▶ [Task item]: Below is a set of records, and all of them should be retyped exactly, minus the pictures.

Records drawn from a dataset:
- - - -

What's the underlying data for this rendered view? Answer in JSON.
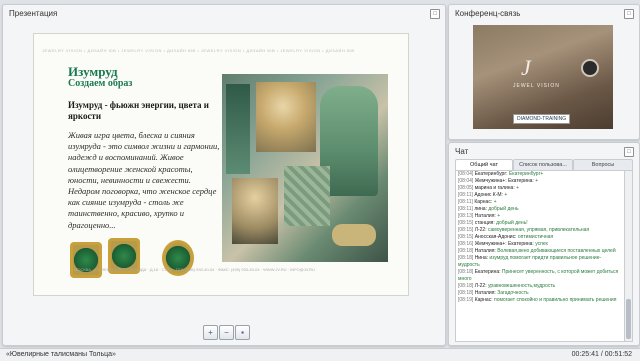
{
  "presentation": {
    "title": "Презентация",
    "slide": {
      "topband": "JEWELRY VISION • ДИЗАЙН ЮВ • JEWELRY VISION • ДИЗАЙН ЮВ • JEWELRY VISION • ДИЗАЙН ЮВ • JEWELRY VISION • ДИЗАЙН ЮВ",
      "title_line1": "Изумруд",
      "title_line2": "Создаем образ",
      "subtitle": "Изумруд - фьюжн энергии, цвета и яркости",
      "body": "Живая игра цвета, блеска и сияния изумруда - это символ жизни и гармонии, надежд и воспоминаний. Живое олицетворение женской красоты, юности, невинности и свежести. Недаром поговорка, что женское сердце как сияние изумруда - столь же таинственно, красиво, хрупко и драгоценно...",
      "footer": "МОСКВА · УЛ. ЗЕЛЕНСКАЯ СЛОБОДА · Д.16 · СТР.4 · ТЕЛ: (495) 933-40-04 · ФАКС: (495) 933-40-04 · WWW.JV.RU · INFO@JV.RU"
    }
  },
  "conference": {
    "title": "Конференц-связь",
    "logo": "J",
    "logo_sub": "JEWEL VISION",
    "label": "DIAMOND-TRAINING"
  },
  "chat": {
    "title": "Чат",
    "tabs": [
      "Общий чат",
      "Список пользова...",
      "Вопросы"
    ],
    "messages": [
      {
        "time": "[08:04]",
        "user": "Екатеринбург:",
        "text": "Екатеринбург+"
      },
      {
        "time": "[08:04]",
        "user": "Жемчужина+: Екатерина:",
        "text": "+"
      },
      {
        "time": "[08:05]",
        "user": "марина и галина:",
        "text": "+"
      },
      {
        "time": "[08:11]",
        "user": "Адонис К-М:",
        "text": "+"
      },
      {
        "time": "[08:11]",
        "user": "Карнас:",
        "text": "+"
      },
      {
        "time": "[08:11]",
        "user": "лина:",
        "text": "добрый день"
      },
      {
        "time": "[08:13]",
        "user": "Наталия:",
        "text": "+"
      },
      {
        "time": "[08:15]",
        "user": "станция:",
        "text": "добрый день!"
      },
      {
        "time": "[08:15]",
        "user": "Л-22:",
        "text": "самоуверенная, упрямая, привлекательная"
      },
      {
        "time": "[08:15]",
        "user": "Аносская-Адонис:",
        "text": "оптимистичная"
      },
      {
        "time": "[08:16]",
        "user": "Жемчужина+: Екатерина:",
        "text": "успех"
      },
      {
        "time": "[08:18]",
        "user": "Наталия:",
        "text": "Волевая,вено добивающиеся поставленных целей"
      },
      {
        "time": "[08:18]",
        "user": "Нина:",
        "text": "изумруд помогает придти правильное решение- мудрость"
      },
      {
        "time": "[08:18]",
        "user": "Екатерина:",
        "text": "Принесет уверенность, с которой может добиться много"
      },
      {
        "time": "[08:18]",
        "user": "Л-22:",
        "text": "уравновешенность,мудрость"
      },
      {
        "time": "[08:18]",
        "user": "Наталия:",
        "text": "Загадочность"
      },
      {
        "time": "[08:19]",
        "user": "Карнас:",
        "text": "помогает спокойно и правильно принимать решения"
      }
    ]
  },
  "toolbar": {
    "zoom_in": "+",
    "zoom_out": "−",
    "save": "▪"
  },
  "status": {
    "left": "«Ювелирные талисманы Тольца»",
    "right": "00:25:41 / 00:51:52"
  }
}
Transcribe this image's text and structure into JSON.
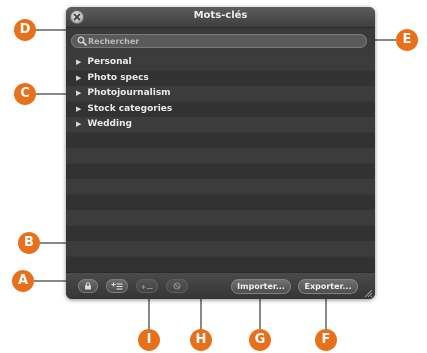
{
  "window": {
    "title": "Mots-clés",
    "close_icon": "close-circle-icon"
  },
  "search": {
    "placeholder": "Rechercher",
    "value": "",
    "icon": "magnifier-icon"
  },
  "keywords": [
    {
      "label": "Personal"
    },
    {
      "label": "Photo specs"
    },
    {
      "label": "Photojournalism"
    },
    {
      "label": "Stock categories"
    },
    {
      "label": "Wedding"
    }
  ],
  "toolbar": {
    "lock_icon": "lock-icon",
    "add_keyword_icon": "add-keyword-icon",
    "add_subkeyword_icon": "add-child-keyword-icon",
    "remove_icon": "remove-icon",
    "import_label": "Importer...",
    "export_label": "Exporter..."
  },
  "callouts": {
    "A": "A",
    "B": "B",
    "C": "C",
    "D": "D",
    "E": "E",
    "F": "F",
    "G": "G",
    "H": "H",
    "I": "I"
  },
  "colors": {
    "callout": "#e8701a",
    "panel": "#3a3a3a",
    "row_text": "#eaeaea"
  }
}
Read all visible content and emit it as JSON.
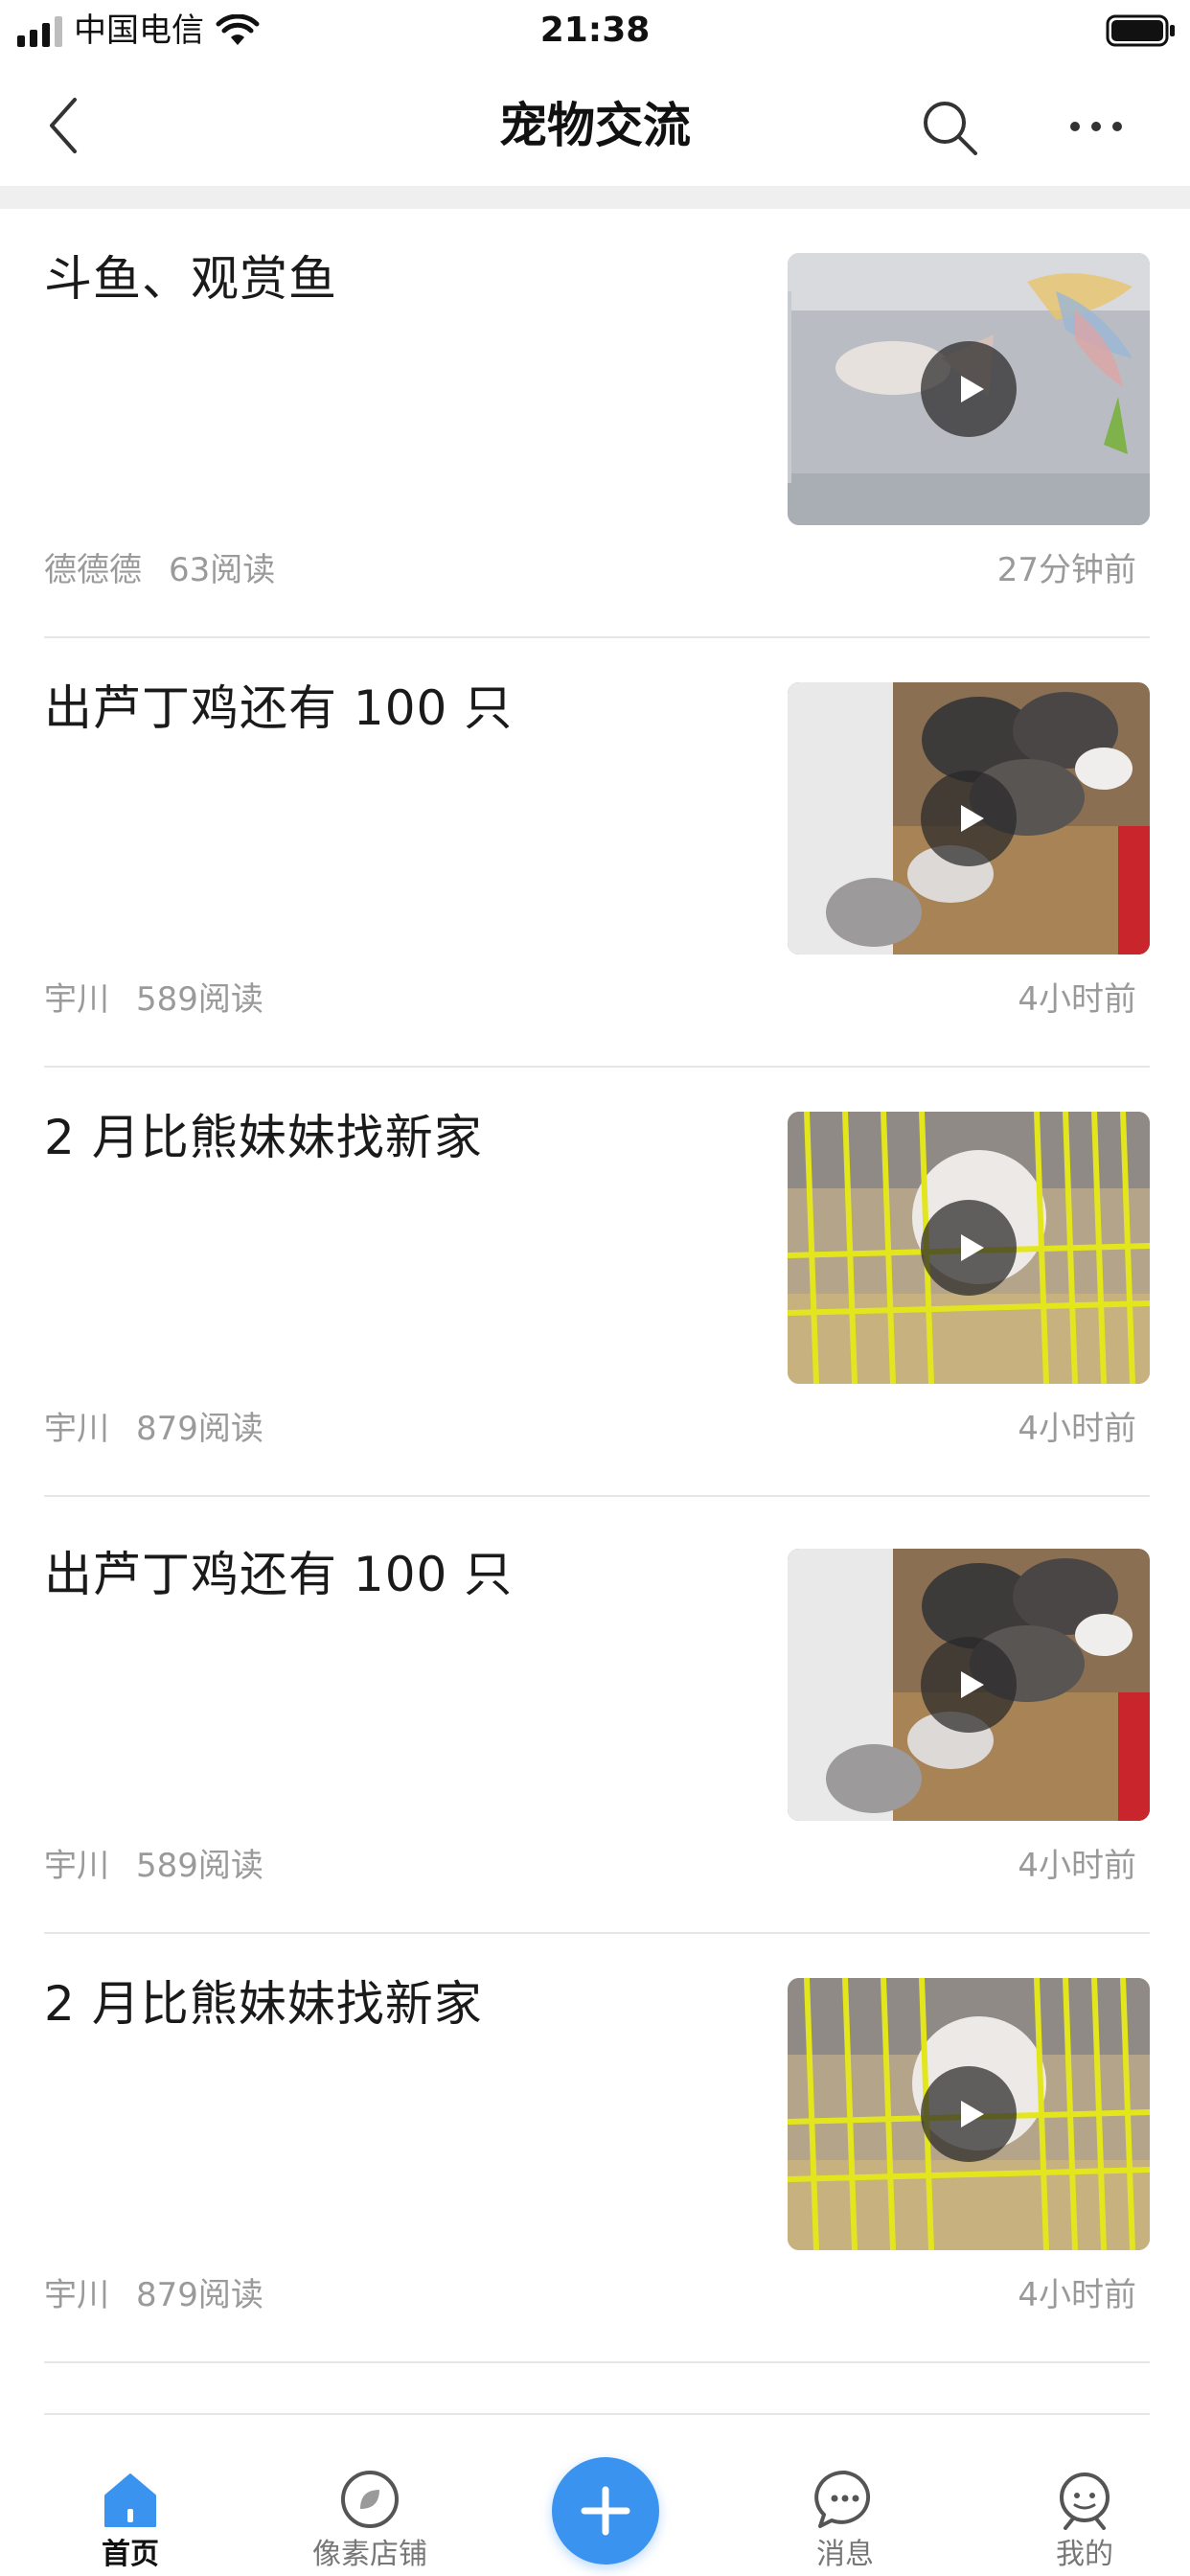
{
  "status_bar": {
    "carrier": "中国电信",
    "time": "21:38"
  },
  "nav": {
    "title": "宠物交流"
  },
  "posts": [
    {
      "title": "斗鱼、观赏鱼",
      "author": "德德德",
      "reads": "63阅读",
      "time": "27分钟前",
      "thumbnail": "betta-fish-tank"
    },
    {
      "title": "出芦丁鸡还有 100 只",
      "author": "宇川",
      "reads": "589阅读",
      "time": "4小时前",
      "thumbnail": "chicks-in-pen"
    },
    {
      "title": "2 月比熊妹妹找新家",
      "author": "宇川",
      "reads": "879阅读",
      "time": "4小时前",
      "thumbnail": "puppy-in-yellow-cage"
    },
    {
      "title": "出芦丁鸡还有 100 只",
      "author": "宇川",
      "reads": "589阅读",
      "time": "4小时前",
      "thumbnail": "chicks-in-pen"
    },
    {
      "title": "2 月比熊妹妹找新家",
      "author": "宇川",
      "reads": "879阅读",
      "time": "4小时前",
      "thumbnail": "puppy-in-yellow-cage"
    }
  ],
  "tab_bar": {
    "items": [
      {
        "label": "首页",
        "icon": "home-icon",
        "active": true
      },
      {
        "label": "像素店铺",
        "icon": "shop-icon",
        "active": false
      },
      {
        "label": "",
        "icon": "plus-icon",
        "active": false
      },
      {
        "label": "消息",
        "icon": "message-icon",
        "active": false
      },
      {
        "label": "我的",
        "icon": "profile-icon",
        "active": false
      }
    ]
  },
  "colors": {
    "accent": "#3a93ee",
    "meta_text": "#9a9a9a",
    "divider": "#e6e6e6"
  }
}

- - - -

▶ [Answer box]:
What's the underlying data for this rendered view? Answer in JSON.
{
  "presentation": {
    "title": "Презентация",
    "slide": {
      "topband": "JEWELRY VISION • ДИЗАЙН ЮВ • JEWELRY VISION • ДИЗАЙН ЮВ • JEWELRY VISION • ДИЗАЙН ЮВ • JEWELRY VISION • ДИЗАЙН ЮВ",
      "title_line1": "Изумруд",
      "title_line2": "Создаем образ",
      "subtitle": "Изумруд - фьюжн энергии, цвета и яркости",
      "body": "Живая игра цвета, блеска и сияния изумруда - это символ жизни и гармонии, надежд и воспоминаний. Живое олицетворение женской красоты, юности, невинности и свежести. Недаром поговорка, что женское сердце как сияние изумруда - столь же таинственно, красиво, хрупко и драгоценно...",
      "footer": "МОСКВА · УЛ. ЗЕЛЕНСКАЯ СЛОБОДА · Д.16 · СТР.4 · ТЕЛ: (495) 933-40-04 · ФАКС: (495) 933-40-04 · WWW.JV.RU · INFO@JV.RU"
    }
  },
  "conference": {
    "title": "Конференц-связь",
    "logo": "J",
    "logo_sub": "JEWEL VISION",
    "label": "DIAMOND-TRAINING"
  },
  "chat": {
    "title": "Чат",
    "tabs": [
      "Общий чат",
      "Список пользова...",
      "Вопросы"
    ],
    "messages": [
      {
        "time": "[08:04]",
        "user": "Екатеринбург:",
        "text": "Екатеринбург+"
      },
      {
        "time": "[08:04]",
        "user": "Жемчужина+: Екатерина:",
        "text": "+"
      },
      {
        "time": "[08:05]",
        "user": "марина и галина:",
        "text": "+"
      },
      {
        "time": "[08:11]",
        "user": "Адонис К-М:",
        "text": "+"
      },
      {
        "time": "[08:11]",
        "user": "Карнас:",
        "text": "+"
      },
      {
        "time": "[08:11]",
        "user": "лина:",
        "text": "добрый день"
      },
      {
        "time": "[08:13]",
        "user": "Наталия:",
        "text": "+"
      },
      {
        "time": "[08:15]",
        "user": "станция:",
        "text": "добрый день!"
      },
      {
        "time": "[08:15]",
        "user": "Л-22:",
        "text": "самоуверенная, упрямая, привлекательная"
      },
      {
        "time": "[08:15]",
        "user": "Аносская-Адонис:",
        "text": "оптимистичная"
      },
      {
        "time": "[08:16]",
        "user": "Жемчужина+: Екатерина:",
        "text": "успех"
      },
      {
        "time": "[08:18]",
        "user": "Наталия:",
        "text": "Волевая,вено добивающиеся поставленных целей"
      },
      {
        "time": "[08:18]",
        "user": "Нина:",
        "text": "изумруд помогает придти правильное решение- мудрость"
      },
      {
        "time": "[08:18]",
        "user": "Екатерина:",
        "text": "Принесет уверенность, с которой может добиться много"
      },
      {
        "time": "[08:18]",
        "user": "Л-22:",
        "text": "уравновешенность,мудрость"
      },
      {
        "time": "[08:18]",
        "user": "Наталия:",
        "text": "Загадочность"
      },
      {
        "time": "[08:19]",
        "user": "Карнас:",
        "text": "помогает спокойно и правильно принимать решения"
      }
    ]
  },
  "toolbar": {
    "zoom_in": "+",
    "zoom_out": "−",
    "save": "▪"
  },
  "status": {
    "left": "«Ювелирные талисманы Тольца»",
    "right": "00:25:41 / 00:51:52"
  }
}
Transcribe this image's text and structure into JSON.
{
  "window": {
    "title": "Mots-clés",
    "close_icon": "close-circle-icon"
  },
  "search": {
    "placeholder": "Rechercher",
    "value": "",
    "icon": "magnifier-icon"
  },
  "keywords": [
    {
      "label": "Personal"
    },
    {
      "label": "Photo specs"
    },
    {
      "label": "Photojournalism"
    },
    {
      "label": "Stock categories"
    },
    {
      "label": "Wedding"
    }
  ],
  "toolbar": {
    "lock_icon": "lock-icon",
    "add_keyword_icon": "add-keyword-icon",
    "add_subkeyword_icon": "add-child-keyword-icon",
    "remove_icon": "remove-icon",
    "import_label": "Importer...",
    "export_label": "Exporter..."
  },
  "callouts": {
    "A": "A",
    "B": "B",
    "C": "C",
    "D": "D",
    "E": "E",
    "F": "F",
    "G": "G",
    "H": "H",
    "I": "I"
  },
  "colors": {
    "callout": "#e8701a",
    "panel": "#3a3a3a",
    "row_text": "#eaeaea"
  }
}
Read all visible content and emit it as JSON.
{
  "status_bar": {
    "carrier": "中国电信",
    "time": "21:38"
  },
  "nav": {
    "title": "宠物交流"
  },
  "posts": [
    {
      "title": "斗鱼、观赏鱼",
      "author": "德德德",
      "reads": "63阅读",
      "time": "27分钟前",
      "thumbnail": "betta-fish-tank"
    },
    {
      "title": "出芦丁鸡还有 100 只",
      "author": "宇川",
      "reads": "589阅读",
      "time": "4小时前",
      "thumbnail": "chicks-in-pen"
    },
    {
      "title": "2 月比熊妹妹找新家",
      "author": "宇川",
      "reads": "879阅读",
      "time": "4小时前",
      "thumbnail": "puppy-in-yellow-cage"
    },
    {
      "title": "出芦丁鸡还有 100 只",
      "author": "宇川",
      "reads": "589阅读",
      "time": "4小时前",
      "thumbnail": "chicks-in-pen"
    },
    {
      "title": "2 月比熊妹妹找新家",
      "author": "宇川",
      "reads": "879阅读",
      "time": "4小时前",
      "thumbnail": "puppy-in-yellow-cage"
    }
  ],
  "tab_bar": {
    "items": [
      {
        "label": "首页",
        "icon": "home-icon",
        "active": true
      },
      {
        "label": "像素店铺",
        "icon": "shop-icon",
        "active": false
      },
      {
        "label": "",
        "icon": "plus-icon",
        "active": false
      },
      {
        "label": "消息",
        "icon": "message-icon",
        "active": false
      },
      {
        "label": "我的",
        "icon": "profile-icon",
        "active": false
      }
    ]
  },
  "colors": {
    "accent": "#3a93ee",
    "meta_text": "#9a9a9a",
    "divider": "#e6e6e6"
  }
}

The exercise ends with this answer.